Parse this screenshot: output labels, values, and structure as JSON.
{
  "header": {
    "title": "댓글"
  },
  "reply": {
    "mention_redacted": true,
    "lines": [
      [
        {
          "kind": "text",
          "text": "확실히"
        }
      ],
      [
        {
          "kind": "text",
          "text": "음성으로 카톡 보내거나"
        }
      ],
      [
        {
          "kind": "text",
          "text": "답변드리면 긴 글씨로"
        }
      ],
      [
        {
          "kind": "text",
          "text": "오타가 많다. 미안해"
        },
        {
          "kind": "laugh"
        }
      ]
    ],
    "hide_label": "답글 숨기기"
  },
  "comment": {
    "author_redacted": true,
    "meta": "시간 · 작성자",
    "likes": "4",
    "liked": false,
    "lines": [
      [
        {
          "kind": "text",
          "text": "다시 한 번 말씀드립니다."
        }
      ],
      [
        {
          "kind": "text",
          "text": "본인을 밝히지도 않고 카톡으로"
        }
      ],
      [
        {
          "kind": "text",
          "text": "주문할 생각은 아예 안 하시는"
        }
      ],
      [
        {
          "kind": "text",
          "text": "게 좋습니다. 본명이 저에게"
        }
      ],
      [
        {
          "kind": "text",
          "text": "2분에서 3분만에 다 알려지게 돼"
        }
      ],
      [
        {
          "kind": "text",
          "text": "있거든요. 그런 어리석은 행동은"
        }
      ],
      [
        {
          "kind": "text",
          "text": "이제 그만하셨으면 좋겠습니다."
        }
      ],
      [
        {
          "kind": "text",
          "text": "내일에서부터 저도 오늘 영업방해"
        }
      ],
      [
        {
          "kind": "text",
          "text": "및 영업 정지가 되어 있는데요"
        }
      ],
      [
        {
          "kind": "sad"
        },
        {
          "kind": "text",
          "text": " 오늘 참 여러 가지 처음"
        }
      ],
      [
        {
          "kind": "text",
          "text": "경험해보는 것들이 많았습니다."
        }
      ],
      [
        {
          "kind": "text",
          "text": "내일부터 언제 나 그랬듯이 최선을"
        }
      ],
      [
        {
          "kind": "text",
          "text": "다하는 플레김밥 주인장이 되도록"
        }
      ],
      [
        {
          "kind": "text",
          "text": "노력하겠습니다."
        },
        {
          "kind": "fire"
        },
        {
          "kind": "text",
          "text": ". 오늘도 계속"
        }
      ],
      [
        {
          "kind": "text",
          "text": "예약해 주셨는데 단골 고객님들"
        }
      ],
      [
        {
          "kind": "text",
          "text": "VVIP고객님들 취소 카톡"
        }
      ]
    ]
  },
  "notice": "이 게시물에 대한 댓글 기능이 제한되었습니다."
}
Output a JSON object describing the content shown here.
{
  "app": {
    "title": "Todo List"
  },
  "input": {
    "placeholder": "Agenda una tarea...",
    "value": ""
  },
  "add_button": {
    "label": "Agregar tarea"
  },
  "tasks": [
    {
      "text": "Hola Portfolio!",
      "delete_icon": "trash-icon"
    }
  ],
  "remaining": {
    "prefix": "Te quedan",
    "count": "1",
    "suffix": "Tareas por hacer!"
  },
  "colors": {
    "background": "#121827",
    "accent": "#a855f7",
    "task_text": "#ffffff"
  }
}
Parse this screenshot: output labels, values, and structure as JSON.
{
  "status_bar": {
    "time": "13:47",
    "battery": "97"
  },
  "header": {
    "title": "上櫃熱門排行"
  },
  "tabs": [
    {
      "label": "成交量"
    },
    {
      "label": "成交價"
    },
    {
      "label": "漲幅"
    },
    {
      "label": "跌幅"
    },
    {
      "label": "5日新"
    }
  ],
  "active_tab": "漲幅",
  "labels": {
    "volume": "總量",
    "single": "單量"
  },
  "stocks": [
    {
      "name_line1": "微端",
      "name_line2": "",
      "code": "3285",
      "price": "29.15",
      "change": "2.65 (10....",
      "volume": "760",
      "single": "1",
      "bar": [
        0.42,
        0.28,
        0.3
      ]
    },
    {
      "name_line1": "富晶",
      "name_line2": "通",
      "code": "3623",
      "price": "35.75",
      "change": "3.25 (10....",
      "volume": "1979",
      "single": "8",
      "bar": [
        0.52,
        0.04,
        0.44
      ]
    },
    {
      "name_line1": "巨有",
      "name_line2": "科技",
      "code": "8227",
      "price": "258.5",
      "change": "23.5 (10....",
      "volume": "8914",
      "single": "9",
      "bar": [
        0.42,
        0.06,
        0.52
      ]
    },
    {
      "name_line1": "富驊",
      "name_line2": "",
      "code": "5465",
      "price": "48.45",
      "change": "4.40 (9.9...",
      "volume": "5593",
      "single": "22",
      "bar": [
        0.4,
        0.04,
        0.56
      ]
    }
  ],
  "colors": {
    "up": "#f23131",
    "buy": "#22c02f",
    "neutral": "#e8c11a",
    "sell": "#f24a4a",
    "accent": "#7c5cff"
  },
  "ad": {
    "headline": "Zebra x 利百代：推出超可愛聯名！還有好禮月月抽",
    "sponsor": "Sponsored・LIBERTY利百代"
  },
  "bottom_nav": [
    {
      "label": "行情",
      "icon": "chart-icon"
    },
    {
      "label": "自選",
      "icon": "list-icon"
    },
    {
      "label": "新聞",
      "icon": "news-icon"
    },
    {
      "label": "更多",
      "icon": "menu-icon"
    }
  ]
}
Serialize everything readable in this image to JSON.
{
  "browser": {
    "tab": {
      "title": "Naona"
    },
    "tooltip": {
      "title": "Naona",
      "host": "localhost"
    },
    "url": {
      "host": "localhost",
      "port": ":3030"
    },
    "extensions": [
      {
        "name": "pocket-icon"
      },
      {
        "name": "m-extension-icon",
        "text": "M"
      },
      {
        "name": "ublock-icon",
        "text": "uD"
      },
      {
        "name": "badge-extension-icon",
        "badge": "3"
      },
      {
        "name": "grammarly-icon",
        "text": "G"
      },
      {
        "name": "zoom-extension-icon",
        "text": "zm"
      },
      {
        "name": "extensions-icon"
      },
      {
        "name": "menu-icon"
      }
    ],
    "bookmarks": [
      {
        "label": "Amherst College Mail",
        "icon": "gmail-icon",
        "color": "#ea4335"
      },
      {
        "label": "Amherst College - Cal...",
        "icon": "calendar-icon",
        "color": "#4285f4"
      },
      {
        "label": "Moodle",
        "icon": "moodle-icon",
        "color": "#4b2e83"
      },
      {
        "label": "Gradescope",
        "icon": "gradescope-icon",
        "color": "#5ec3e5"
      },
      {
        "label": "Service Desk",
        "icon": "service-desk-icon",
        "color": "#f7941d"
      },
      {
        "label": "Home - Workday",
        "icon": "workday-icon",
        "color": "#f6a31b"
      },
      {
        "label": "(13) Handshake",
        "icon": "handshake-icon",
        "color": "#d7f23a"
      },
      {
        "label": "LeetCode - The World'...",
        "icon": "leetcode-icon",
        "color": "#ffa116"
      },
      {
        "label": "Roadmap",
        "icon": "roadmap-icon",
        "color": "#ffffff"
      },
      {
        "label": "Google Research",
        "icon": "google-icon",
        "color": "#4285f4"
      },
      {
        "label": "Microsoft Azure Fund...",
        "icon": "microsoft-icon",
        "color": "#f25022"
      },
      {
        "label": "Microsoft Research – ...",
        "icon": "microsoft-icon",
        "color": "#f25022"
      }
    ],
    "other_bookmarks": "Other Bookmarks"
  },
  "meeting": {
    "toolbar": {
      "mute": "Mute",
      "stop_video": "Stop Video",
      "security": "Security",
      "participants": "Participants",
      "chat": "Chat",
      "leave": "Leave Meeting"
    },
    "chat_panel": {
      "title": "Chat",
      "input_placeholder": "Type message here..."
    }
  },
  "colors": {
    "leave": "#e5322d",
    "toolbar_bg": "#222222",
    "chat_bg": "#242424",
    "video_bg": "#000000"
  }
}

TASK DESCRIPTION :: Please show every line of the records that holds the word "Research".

TASK OUTPUT ::
        "label": "Google Research",
        "label": "Microsoft Research – ...",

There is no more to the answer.